Another myth is that Australian water lilies require deep water. They may tolerate deep water in Australia, but we grow a number of Aussies with only 6 inches (15 cm) of water over their pots, and they are just fine. There is one benefit to deeper water however: those Aussies that have large flowers and long stems seem to resist falling over in rainstorms when the water is 25 inches (62 cm) over the soil level in the pot. (One of the benefits of Betty Lou is that it does not need the support of deeper water to keep its blooms erect.)

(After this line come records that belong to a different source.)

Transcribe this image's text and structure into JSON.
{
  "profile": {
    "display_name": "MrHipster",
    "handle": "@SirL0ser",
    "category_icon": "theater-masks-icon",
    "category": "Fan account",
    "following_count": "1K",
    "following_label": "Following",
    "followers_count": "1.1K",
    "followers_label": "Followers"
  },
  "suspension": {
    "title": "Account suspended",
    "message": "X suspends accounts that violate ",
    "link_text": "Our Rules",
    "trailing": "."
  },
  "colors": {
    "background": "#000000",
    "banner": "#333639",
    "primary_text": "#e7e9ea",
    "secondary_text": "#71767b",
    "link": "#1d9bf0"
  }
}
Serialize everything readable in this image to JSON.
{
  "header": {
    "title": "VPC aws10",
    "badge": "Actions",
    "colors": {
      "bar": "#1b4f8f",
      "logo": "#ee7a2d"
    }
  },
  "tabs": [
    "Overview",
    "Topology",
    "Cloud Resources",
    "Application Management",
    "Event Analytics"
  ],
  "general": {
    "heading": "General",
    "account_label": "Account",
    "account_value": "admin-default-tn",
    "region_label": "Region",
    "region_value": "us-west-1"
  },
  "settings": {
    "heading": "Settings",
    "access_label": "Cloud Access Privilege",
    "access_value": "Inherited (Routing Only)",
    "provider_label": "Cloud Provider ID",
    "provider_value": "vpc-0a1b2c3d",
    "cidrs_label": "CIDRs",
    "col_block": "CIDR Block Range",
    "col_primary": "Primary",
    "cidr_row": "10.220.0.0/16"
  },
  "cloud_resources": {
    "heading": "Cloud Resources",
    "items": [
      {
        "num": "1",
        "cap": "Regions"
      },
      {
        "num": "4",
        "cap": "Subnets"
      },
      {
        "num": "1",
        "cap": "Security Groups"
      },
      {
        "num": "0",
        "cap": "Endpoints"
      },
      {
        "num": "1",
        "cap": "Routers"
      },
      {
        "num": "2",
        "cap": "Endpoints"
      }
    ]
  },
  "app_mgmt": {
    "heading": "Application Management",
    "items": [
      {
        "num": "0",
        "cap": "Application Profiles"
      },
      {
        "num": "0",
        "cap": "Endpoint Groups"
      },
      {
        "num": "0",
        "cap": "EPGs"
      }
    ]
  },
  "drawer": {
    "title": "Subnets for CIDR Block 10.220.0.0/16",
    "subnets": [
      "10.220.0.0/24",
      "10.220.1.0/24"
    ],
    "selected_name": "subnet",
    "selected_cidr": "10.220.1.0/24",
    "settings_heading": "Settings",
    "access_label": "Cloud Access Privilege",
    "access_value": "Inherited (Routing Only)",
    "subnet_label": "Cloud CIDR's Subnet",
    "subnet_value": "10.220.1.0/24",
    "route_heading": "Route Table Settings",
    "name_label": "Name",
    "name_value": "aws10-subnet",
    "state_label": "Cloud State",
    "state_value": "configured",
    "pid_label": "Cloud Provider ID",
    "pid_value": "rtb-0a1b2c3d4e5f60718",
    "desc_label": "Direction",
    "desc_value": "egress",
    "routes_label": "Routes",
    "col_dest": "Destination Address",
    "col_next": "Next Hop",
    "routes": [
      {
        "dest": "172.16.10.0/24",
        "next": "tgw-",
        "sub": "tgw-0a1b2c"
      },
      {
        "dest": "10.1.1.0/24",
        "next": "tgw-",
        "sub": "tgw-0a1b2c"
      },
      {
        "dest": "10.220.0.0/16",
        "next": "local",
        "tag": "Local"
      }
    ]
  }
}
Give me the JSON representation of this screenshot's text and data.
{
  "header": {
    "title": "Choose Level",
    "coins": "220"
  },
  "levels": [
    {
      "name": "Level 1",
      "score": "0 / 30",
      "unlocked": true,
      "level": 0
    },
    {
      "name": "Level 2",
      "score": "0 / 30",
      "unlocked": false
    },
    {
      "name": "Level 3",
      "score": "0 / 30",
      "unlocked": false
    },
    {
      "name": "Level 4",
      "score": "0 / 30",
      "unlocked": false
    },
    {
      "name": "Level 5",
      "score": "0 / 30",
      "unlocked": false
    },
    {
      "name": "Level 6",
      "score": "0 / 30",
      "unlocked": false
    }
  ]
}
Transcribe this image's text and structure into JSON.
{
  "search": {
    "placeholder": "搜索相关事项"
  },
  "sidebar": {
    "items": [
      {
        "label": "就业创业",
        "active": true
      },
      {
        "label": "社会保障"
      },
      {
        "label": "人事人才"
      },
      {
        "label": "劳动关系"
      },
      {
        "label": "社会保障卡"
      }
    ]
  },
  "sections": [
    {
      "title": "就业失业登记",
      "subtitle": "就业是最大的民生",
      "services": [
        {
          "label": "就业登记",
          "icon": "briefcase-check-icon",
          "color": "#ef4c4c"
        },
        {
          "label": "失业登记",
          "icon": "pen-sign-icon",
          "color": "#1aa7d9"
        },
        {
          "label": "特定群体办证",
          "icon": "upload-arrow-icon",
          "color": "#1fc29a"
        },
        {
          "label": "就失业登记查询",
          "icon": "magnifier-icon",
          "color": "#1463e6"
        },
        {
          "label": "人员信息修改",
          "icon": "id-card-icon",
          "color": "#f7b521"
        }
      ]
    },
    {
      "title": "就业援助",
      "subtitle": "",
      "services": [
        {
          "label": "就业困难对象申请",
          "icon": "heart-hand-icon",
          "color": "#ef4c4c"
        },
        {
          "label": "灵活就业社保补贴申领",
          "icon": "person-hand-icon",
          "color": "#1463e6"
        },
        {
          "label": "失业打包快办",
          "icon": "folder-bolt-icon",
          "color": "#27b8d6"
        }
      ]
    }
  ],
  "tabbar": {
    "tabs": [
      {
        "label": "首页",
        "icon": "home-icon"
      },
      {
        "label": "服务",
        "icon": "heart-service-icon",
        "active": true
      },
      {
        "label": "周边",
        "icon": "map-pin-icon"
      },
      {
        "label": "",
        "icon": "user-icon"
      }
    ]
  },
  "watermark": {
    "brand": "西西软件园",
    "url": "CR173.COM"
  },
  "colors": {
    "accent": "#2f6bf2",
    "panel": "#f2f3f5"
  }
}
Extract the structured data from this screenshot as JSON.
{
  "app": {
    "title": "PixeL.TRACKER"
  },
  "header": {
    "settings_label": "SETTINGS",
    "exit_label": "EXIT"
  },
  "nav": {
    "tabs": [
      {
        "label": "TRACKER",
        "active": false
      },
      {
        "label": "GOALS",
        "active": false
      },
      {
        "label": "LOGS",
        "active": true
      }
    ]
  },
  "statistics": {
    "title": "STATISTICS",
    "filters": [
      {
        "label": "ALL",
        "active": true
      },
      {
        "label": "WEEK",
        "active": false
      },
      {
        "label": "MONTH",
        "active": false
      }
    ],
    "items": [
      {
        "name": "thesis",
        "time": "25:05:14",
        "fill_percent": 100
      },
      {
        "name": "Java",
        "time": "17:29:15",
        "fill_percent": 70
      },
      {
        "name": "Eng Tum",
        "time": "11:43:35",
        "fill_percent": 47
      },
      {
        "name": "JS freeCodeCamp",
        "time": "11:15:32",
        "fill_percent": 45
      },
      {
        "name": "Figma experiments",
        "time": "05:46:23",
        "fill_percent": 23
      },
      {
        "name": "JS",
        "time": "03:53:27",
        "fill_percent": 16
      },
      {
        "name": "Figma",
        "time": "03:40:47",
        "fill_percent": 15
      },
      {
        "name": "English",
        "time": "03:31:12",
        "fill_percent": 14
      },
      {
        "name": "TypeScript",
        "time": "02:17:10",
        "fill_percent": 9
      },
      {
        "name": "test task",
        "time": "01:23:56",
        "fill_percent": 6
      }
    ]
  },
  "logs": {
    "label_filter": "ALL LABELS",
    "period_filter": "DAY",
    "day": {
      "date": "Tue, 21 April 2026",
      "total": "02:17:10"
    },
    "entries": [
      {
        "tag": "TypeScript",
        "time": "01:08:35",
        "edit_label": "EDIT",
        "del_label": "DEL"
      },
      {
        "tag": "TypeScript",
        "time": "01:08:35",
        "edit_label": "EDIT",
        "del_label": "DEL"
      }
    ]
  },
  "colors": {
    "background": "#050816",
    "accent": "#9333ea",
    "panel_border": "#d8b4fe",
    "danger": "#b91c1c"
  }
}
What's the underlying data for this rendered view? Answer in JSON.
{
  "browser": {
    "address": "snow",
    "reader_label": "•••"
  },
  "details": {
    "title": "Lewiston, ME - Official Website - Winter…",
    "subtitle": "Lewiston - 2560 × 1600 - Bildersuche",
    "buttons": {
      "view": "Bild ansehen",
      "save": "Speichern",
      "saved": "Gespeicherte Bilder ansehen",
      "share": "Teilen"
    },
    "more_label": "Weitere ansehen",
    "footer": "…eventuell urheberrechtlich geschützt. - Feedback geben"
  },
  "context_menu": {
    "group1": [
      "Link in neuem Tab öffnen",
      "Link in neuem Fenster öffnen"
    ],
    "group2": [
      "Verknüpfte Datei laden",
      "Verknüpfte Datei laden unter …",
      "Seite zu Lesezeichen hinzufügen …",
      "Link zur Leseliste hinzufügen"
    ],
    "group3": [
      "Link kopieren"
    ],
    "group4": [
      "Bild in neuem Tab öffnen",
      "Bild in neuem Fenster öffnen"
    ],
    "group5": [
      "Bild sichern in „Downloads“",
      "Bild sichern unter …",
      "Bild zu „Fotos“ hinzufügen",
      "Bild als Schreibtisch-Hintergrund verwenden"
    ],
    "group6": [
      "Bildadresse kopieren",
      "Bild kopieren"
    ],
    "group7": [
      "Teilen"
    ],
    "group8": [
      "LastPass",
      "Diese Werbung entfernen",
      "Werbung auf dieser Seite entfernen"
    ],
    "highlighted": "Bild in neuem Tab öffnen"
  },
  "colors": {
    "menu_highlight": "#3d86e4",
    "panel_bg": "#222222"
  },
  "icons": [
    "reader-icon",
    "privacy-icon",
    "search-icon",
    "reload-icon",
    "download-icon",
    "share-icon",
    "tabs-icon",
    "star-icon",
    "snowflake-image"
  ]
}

Finally, all of the cultural information above is applicable to any Australian native or hybrid water lily. The Aussie lily Albert de Lestang has been available in the US market for many years, and it is easy to grow. I think that immutabilis is also a very easy species to grow, and it can be raised from seed, too. To prevent premature sprouting of immutabilis seeds, I store them in water at 60-70 degrees F. (15-21 C)
When I am ready to germinate any Aussie seed, I place the seeds in zip lock bags of water, in a 90 degree heated tank. I plant the seeds into shallow trays of fertilized soil when I see at least 30-40% germination in the bags, which may take 3 to 4 weeks. I place about 40-50 germinating seeds on the surface of a 10 inch (25 cm) saucer of wet, fertilized soil, and then cover completely with ¼ inch of sand. Wet the soil carefully so as not to dislodge the seeds, and then gently slip the saucer under water in a heated tank. Raise the saucer to within an inch of the surface. ( I prop them up on an empty pot.) Separate and replant the seedlings when most have a few floating leaves that are at least 1-2 inches in diameter, planting one seedling to each four (10 cm) inch pot of fertilized soil. In 2-3 weeks, they will need to go into larger pots, unless you want to tuber them. In that case, plant 3 or four seedlings in the same 10 cm pot, and do not fertilize again. Trim any roots that come out of the bottom of the pot.
Sometimes, after the seedlings have floating leaves, but are still too small to be transplanted from their seed tray, I like to push some crumbs of fertilizer tablets into the soil in between the seedlings, to encourage more growth. Alternately, I invert the seedling tray, let the intact mass of rooted seedlings dislodge from the tray, sprinkle some fertilizer on the root mass, and then return it to its tray. Seedlings with floating leaves may need to be transplanted within ten days or so after this supplemental feeding.